If I had to give moms advice, it would be to involve your teens in things that concern them as much as possible. I delegate as much to my teens as they can handle, especially when it comes to back-to-school shopping.
This week I challenged them to tackle their own back-to-school shopping list. I gave them a few specific rules, and they did an amazing job.
Rule 1: Make a list
I encourage my kids to make their own back-to-school shopping list now that they are teenagers. I let them search in store or online to find the best price on the things they want or need for school. I let them know what their budget is, and they are pretty much responsible for doing the research involved in finding the items they want.
Rule 2: Clear the clutter
Before they make a list or shop, they are instructed to go through their closet to see what wardrobe items they’ll keep, trash and donate. Before they can write what they need or want, they have to figure out what they have.

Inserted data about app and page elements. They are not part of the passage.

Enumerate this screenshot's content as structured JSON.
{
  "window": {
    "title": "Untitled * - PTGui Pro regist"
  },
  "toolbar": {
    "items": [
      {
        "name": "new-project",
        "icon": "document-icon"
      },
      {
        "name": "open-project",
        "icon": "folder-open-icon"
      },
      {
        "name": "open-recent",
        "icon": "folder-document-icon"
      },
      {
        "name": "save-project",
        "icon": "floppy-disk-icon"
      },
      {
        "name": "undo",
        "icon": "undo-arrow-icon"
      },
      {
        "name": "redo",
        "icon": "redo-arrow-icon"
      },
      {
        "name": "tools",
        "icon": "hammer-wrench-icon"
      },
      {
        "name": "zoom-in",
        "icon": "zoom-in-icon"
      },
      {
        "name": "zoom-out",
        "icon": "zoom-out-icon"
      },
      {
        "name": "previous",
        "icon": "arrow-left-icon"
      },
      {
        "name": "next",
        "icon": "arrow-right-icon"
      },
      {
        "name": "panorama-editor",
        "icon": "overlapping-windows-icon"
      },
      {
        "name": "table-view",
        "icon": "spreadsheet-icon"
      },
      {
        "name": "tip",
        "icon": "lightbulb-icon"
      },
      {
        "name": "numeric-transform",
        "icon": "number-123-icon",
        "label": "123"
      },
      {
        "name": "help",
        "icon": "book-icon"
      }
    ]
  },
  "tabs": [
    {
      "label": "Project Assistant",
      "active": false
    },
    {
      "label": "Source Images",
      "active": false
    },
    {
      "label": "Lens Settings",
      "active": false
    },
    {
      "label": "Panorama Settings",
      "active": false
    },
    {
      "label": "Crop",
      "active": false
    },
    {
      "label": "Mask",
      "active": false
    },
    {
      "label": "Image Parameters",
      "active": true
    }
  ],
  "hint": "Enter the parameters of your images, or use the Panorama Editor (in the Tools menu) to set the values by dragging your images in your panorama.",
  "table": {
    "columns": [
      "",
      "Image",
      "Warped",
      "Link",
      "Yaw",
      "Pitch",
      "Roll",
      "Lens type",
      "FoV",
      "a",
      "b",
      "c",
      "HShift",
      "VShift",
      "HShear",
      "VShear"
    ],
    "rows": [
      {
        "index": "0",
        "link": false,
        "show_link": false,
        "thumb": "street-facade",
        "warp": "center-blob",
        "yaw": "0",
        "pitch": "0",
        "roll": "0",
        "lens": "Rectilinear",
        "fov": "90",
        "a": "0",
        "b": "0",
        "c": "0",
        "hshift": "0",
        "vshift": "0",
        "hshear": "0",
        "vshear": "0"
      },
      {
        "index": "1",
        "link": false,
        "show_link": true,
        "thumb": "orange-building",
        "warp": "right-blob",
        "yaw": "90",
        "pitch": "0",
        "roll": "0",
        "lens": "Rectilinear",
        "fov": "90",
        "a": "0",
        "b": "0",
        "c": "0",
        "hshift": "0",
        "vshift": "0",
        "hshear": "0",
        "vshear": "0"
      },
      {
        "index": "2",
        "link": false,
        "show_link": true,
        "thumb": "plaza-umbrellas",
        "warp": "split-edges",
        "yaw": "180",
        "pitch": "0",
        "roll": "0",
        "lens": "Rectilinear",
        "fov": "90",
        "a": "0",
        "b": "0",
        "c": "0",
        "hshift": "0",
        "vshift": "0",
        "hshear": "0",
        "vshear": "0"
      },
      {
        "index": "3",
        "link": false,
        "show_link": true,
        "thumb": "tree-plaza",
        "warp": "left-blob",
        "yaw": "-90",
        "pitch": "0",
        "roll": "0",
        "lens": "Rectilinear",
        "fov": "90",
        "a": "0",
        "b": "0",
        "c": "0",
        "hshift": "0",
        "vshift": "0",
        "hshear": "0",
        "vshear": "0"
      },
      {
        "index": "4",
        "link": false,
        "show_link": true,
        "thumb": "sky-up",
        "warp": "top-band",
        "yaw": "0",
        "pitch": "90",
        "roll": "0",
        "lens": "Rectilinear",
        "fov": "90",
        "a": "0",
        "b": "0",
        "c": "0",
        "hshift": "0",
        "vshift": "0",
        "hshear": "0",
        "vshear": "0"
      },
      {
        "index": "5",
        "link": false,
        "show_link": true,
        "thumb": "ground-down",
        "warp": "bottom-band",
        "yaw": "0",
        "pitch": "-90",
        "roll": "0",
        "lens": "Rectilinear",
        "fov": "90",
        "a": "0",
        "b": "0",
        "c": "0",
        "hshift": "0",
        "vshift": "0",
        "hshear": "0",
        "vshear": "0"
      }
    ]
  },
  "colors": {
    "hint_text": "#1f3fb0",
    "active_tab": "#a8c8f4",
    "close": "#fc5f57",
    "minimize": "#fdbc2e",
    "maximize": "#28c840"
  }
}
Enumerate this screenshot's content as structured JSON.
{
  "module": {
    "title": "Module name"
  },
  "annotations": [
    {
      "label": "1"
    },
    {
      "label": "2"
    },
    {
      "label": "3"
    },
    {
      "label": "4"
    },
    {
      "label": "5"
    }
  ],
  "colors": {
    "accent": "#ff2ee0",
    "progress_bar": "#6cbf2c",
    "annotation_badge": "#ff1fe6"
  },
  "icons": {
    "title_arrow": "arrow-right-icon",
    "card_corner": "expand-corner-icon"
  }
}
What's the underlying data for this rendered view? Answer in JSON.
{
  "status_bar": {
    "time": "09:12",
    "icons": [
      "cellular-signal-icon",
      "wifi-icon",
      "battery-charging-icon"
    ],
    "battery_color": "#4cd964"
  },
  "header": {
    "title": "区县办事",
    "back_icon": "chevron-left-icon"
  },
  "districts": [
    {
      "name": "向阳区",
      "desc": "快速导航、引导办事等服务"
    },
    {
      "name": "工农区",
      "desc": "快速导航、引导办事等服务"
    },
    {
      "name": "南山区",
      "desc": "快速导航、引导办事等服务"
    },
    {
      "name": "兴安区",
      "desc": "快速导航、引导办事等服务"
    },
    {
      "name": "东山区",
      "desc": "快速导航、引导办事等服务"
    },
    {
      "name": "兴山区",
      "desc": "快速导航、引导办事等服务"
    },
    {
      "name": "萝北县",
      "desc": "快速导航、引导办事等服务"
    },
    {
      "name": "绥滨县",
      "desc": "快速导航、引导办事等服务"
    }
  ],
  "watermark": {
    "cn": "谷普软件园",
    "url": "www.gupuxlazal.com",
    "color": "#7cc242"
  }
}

Rule 3: Set clear expectations
They are given a set of wardrobe guidelines in order to create a list for my review. Just like with the set budget, they also have wardrobe limits. My boys share a closet, which is easily overrun with clothes. To prevent clutter and waste, we allot a set number of tops, bottoms, jackets and coats. No longer do they have a bazillion jackets in the closet taking up space and not being worn during the school year.
Rule 4: Seek value over hype
My kids are encouraged to manage their own back-to-school shopping. We are upfront about the budget and let them participate in the spending of those dollars. This has taught them how to search out value over the next popular wardrobe item. They understand that clothing is a need, not a want, and we aren’t going to break the budget on clothes.
To drive home this lesson we often shop for back to school at JCPenney. They are known for their quality clothes from brands such as Levi’s®, and with the large selection, all my kids can shop at once.
Allowing my teens manage back-to-school shopping teaches them good stewardship and allows me to focus on other aspects of back-to-school planning.
That’s a win-win situation in my book.
This post is sponsored by Levi’s®.